» **WORK ITEM**: The answer must consist of each line below that contains the word "Create", copied in full.

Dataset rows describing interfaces
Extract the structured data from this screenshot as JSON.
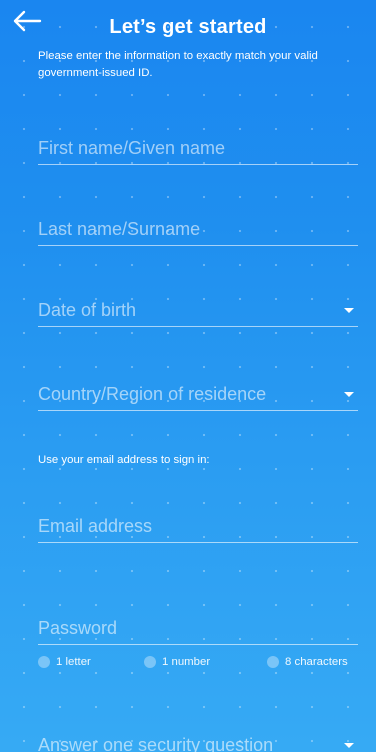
{
  "header": {
    "title": "Let’s get started",
    "back_icon": "arrow-left-icon"
  },
  "subtitle": "Please enter the information to exactly match your valid government-issued ID.",
  "fields": {
    "first_name": {
      "placeholder": "First name/Given name",
      "value": ""
    },
    "last_name": {
      "placeholder": "Last name/Surname",
      "value": ""
    },
    "date_of_birth": {
      "label": "Date of birth",
      "icon": "caret-down-icon"
    },
    "country": {
      "label": "Country/Region of residence",
      "icon": "caret-down-icon"
    },
    "email": {
      "placeholder": "Email address",
      "value": ""
    },
    "password": {
      "placeholder": "Password",
      "value": ""
    },
    "security_question": {
      "label": "Answer one security question",
      "icon": "caret-down-icon"
    }
  },
  "email_section_label": "Use your email address to sign in:",
  "password_requirements": [
    {
      "label": "1 letter",
      "met": false,
      "icon": "check-circle-icon"
    },
    {
      "label": "1 number",
      "met": false,
      "icon": "check-circle-icon"
    },
    {
      "label": "8 characters",
      "met": false,
      "icon": "check-circle-icon"
    }
  ],
  "colors": {
    "background_top": "#1a86f0",
    "background_bottom": "#36aaf4",
    "text": "#ffffff"
  }
}
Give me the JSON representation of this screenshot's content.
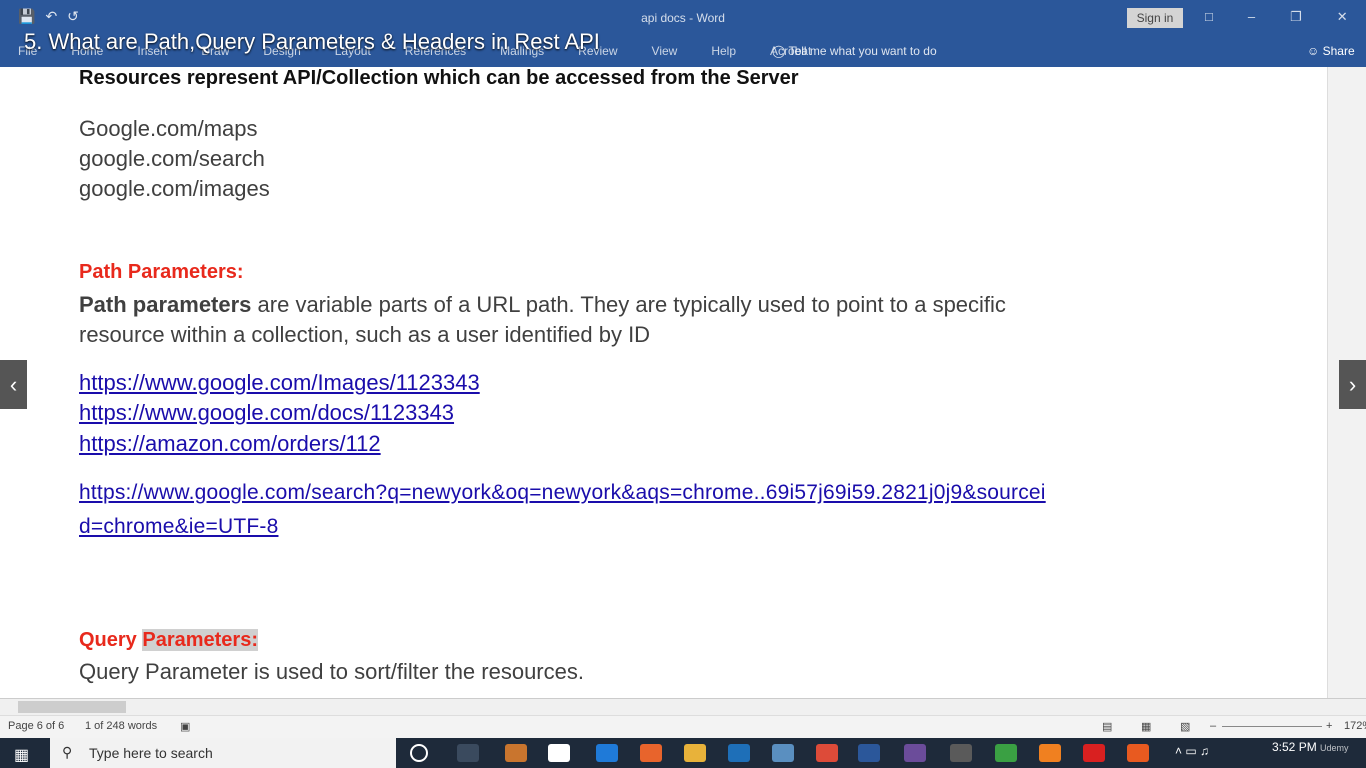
{
  "window": {
    "doc_title": "api docs - Word",
    "sign_in": "Sign in"
  },
  "ribbon": {
    "tabs": [
      "File",
      "Home",
      "Insert",
      "Draw",
      "Design",
      "Layout",
      "References",
      "Mailings",
      "Review",
      "View",
      "Help",
      "Acrobat"
    ],
    "tell_me": "Tell me what you want to do",
    "share": "Share"
  },
  "overlay_title": "5. What are Path,Query Parameters & Headers in Rest API",
  "document": {
    "heading": "Resources represent API/Collection which can be accessed from the Server",
    "resources": [
      "Google.com/maps",
      "google.com/search",
      "google.com/images"
    ],
    "path_heading": "Path Parameters:",
    "path_bold": "Path parameters",
    "path_desc_1": " are variable parts of a URL path. They are typically used to point to a specific",
    "path_desc_2": "resource within a collection, such as a user identified by ID",
    "path_links": [
      "https://www.google.com/Images/1123343",
      "https://www.google.com/docs/1123343",
      "https://amazon.com/orders/112"
    ],
    "query_link_1": "https://www.google.com/search?q=newyork&oq=newyork&aqs=chrome..69i57j69i59.2821j0j9&sourcei",
    "query_link_2": "d=chrome&ie=UTF-8",
    "query_heading_a": "Query ",
    "query_heading_b": "Parameters",
    "query_heading_c": ":",
    "query_desc": "Query Parameter is used to sort/filter the resources."
  },
  "status": {
    "page": "Page 6 of 6",
    "words": "1 of 248 words",
    "zoom": "172%"
  },
  "taskbar": {
    "search_placeholder": "Type here to search",
    "time": "3:52 PM",
    "watermark": "Udemy"
  }
}
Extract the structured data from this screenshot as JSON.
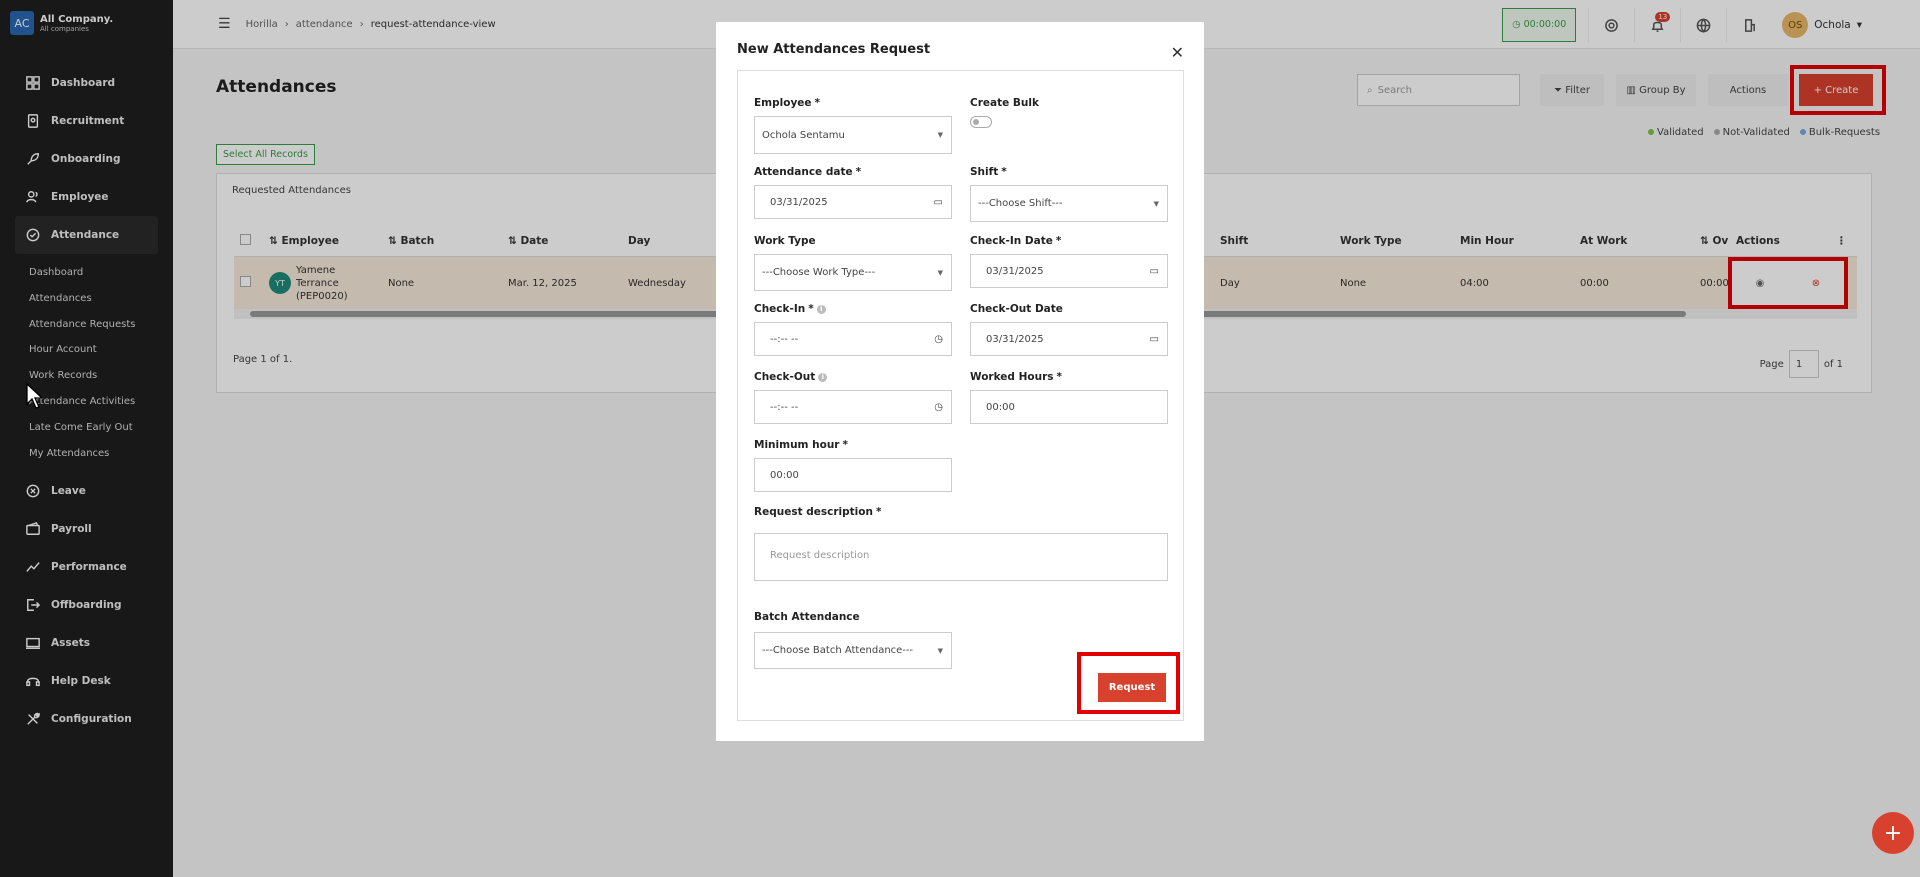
{
  "company": {
    "logo": "AC",
    "name": "All Company.",
    "sub": "All companies"
  },
  "sidebar": {
    "items": [
      {
        "label": "Dashboard",
        "icon": "dashboard-icon"
      },
      {
        "label": "Recruitment",
        "icon": "recruitment-icon"
      },
      {
        "label": "Onboarding",
        "icon": "onboarding-icon"
      },
      {
        "label": "Employee",
        "icon": "employee-icon"
      },
      {
        "label": "Attendance",
        "icon": "attendance-icon"
      },
      {
        "label": "Leave",
        "icon": "leave-icon"
      },
      {
        "label": "Payroll",
        "icon": "payroll-icon"
      },
      {
        "label": "Performance",
        "icon": "performance-icon"
      },
      {
        "label": "Offboarding",
        "icon": "offboarding-icon"
      },
      {
        "label": "Assets",
        "icon": "assets-icon"
      },
      {
        "label": "Help Desk",
        "icon": "helpdesk-icon"
      },
      {
        "label": "Configuration",
        "icon": "configuration-icon"
      }
    ],
    "attendance_sub": [
      "Dashboard",
      "Attendances",
      "Attendance Requests",
      "Hour Account",
      "Work Records",
      "Attendance Activities",
      "Late Come Early Out",
      "My Attendances"
    ]
  },
  "header": {
    "breadcrumb": [
      "Horilla",
      "attendance",
      "request-attendance-view"
    ],
    "timer": "00:00:00",
    "notifications": "13",
    "user_initials": "OS",
    "user_name": "Ochola"
  },
  "main": {
    "title": "Attendances",
    "search_placeholder": "Search",
    "filter": "Filter",
    "group_by": "Group By",
    "actions": "Actions",
    "create": "+ Create",
    "legend": [
      "Validated",
      "Not-Validated",
      "Bulk-Requests"
    ],
    "legend_colors": [
      "#7cc242",
      "#aaaaaa",
      "#7aa7e0"
    ],
    "select_all": "Select All Records",
    "panel_title": "Requested Attendances",
    "columns": [
      "Employee",
      "Batch",
      "Date",
      "Day",
      "Shift",
      "Work Type",
      "Min Hour",
      "At Work",
      "Ov",
      "Actions"
    ],
    "row": {
      "initials": "YT",
      "employee": "Yamene Terrance (PEP0020)",
      "batch": "None",
      "date": "Mar. 12, 2025",
      "day": "Wednesday",
      "shift": "Day",
      "work_type": "None",
      "min_hour": "04:00",
      "at_work": "00:00",
      "ov": "00:00"
    },
    "page_info": "Page 1 of 1.",
    "page_label": "Page",
    "page_value": "1",
    "page_of": "of 1"
  },
  "modal": {
    "title": "New Attendances Request",
    "employee_label": "Employee",
    "employee_value": "Ochola Sentamu",
    "create_bulk_label": "Create Bulk",
    "attendance_date_label": "Attendance date",
    "attendance_date_value": "03/31/2025",
    "shift_label": "Shift",
    "shift_value": "---Choose Shift---",
    "work_type_label": "Work Type",
    "work_type_value": "---Choose Work Type---",
    "checkin_date_label": "Check-In Date",
    "checkin_date_value": "03/31/2025",
    "checkin_label": "Check-In",
    "checkin_value": "--:-- --",
    "checkout_date_label": "Check-Out Date",
    "checkout_date_value": "03/31/2025",
    "checkout_label": "Check-Out",
    "checkout_value": "--:-- --",
    "worked_hours_label": "Worked Hours",
    "worked_hours_value": "00:00",
    "min_hour_label": "Minimum hour",
    "min_hour_value": "00:00",
    "desc_label": "Request description",
    "desc_placeholder": "Request description",
    "batch_label": "Batch Attendance",
    "batch_value": "---Choose Batch Attendance---",
    "request_button": "Request"
  }
}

» **ANSWER FOR THIS EXERCISE**:
    "create": "+ Create",
    "create_bulk_label": "Create Bulk",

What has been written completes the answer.